Culture Wars as Smokescreen
There goes George Bush, playing the heartland card again. This CNN story
about Bush bashing Kerry for raising money at a star-studded fundraiser made me groan:
Speaking at a campaign stop in Michigan, Bush told supporters that "the other day, my opponent said, when he was with some entertainers from Hollywood, that they were the heart and soul of America.
"I believe the heart and soul of America is found in places right here, in Marquette, Michigan," he said, to applause from the crowd.
I will never understand the logic of playing the coasts against the middle. At the lowest level--where did all that post 9/11 All Americans Are New Yorkers Spirit go? Where does Bush think the United States started
? Paul Newman was born in Shaker Heights, Ohio. Is Bush saying that no kid in Marquette, Michigan wants to grow up to be a entertainer? It seems like the epitome of the American dream--if you're talented and work hard, you can rise to the top. But more fundamentally--this can only make any kind of sense to people who are determined never to leave the midwest or have any dealings with family and friends on the coasts. Not to mention that the American motto is "E Pluribus, Unum."
Bush is in his element when he's beating the Culture Wars Straw Man, surely one of the most loathesome bogeymen of all time considering its affect on American politics, and by extension, world events. Can we talk about how to fund inner city and rural public schools so that kids growing up there can have a fighting chance of getting into colleges? No, we have to talk about making children pray for five minutes a day, hoping that will make up for leaking roofs and watered down reading lists. Can we talk about eradicating syphillis for once and for all? No, we have to talk about how Janet Jackson's nipple ruined America's innocence. Can we talk about fixing our intelligence system in the long term by encouraging young Americans to learn foreign languages and study world history? No, we're too busy kicking out qualified linguists from the military because they happen to be gay.
Can our senators spend all their time thinking about important issues like national security and a viable longterm energy policy? No, they're too busy having to block a Constitutional amendment to deny rights to American familes.
I'm never going to be able to adaquately analyze this amazing phenomena by which millions of American voters get hoodwinked every year, but I recommend the writings of one Thomas Frank, native Kansan, on the subject. His new book What's the Matter with Kansas? How Conservatives won the Heart of America
details the problem's history and dynamics.
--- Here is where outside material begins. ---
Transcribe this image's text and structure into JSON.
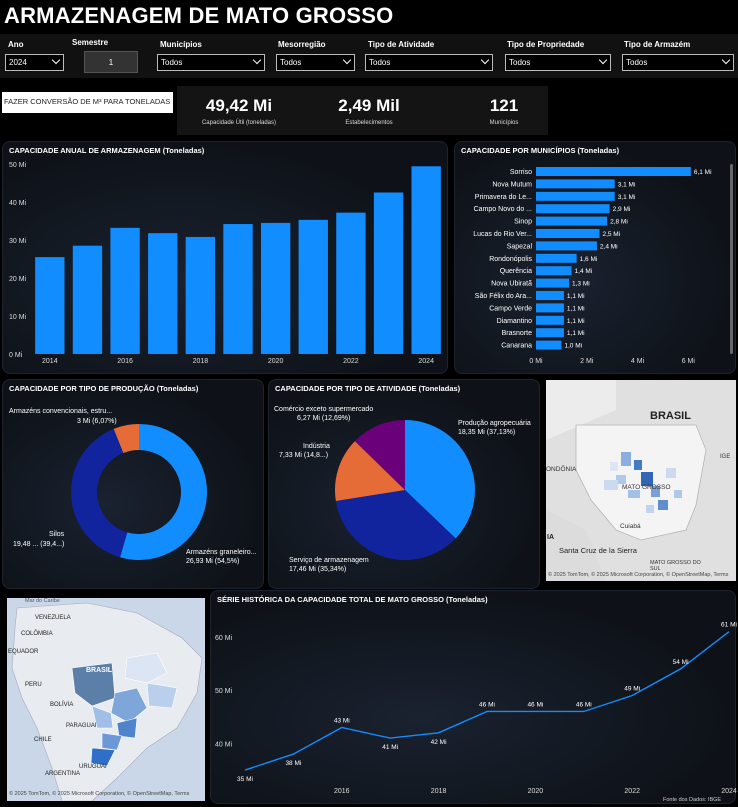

His Harper's Essay,"Lie Down for America: How the Republican Party Sows Ruin on the Great Plain"
helped clarify these issues for me, and he's a frequent contributor to The Baffler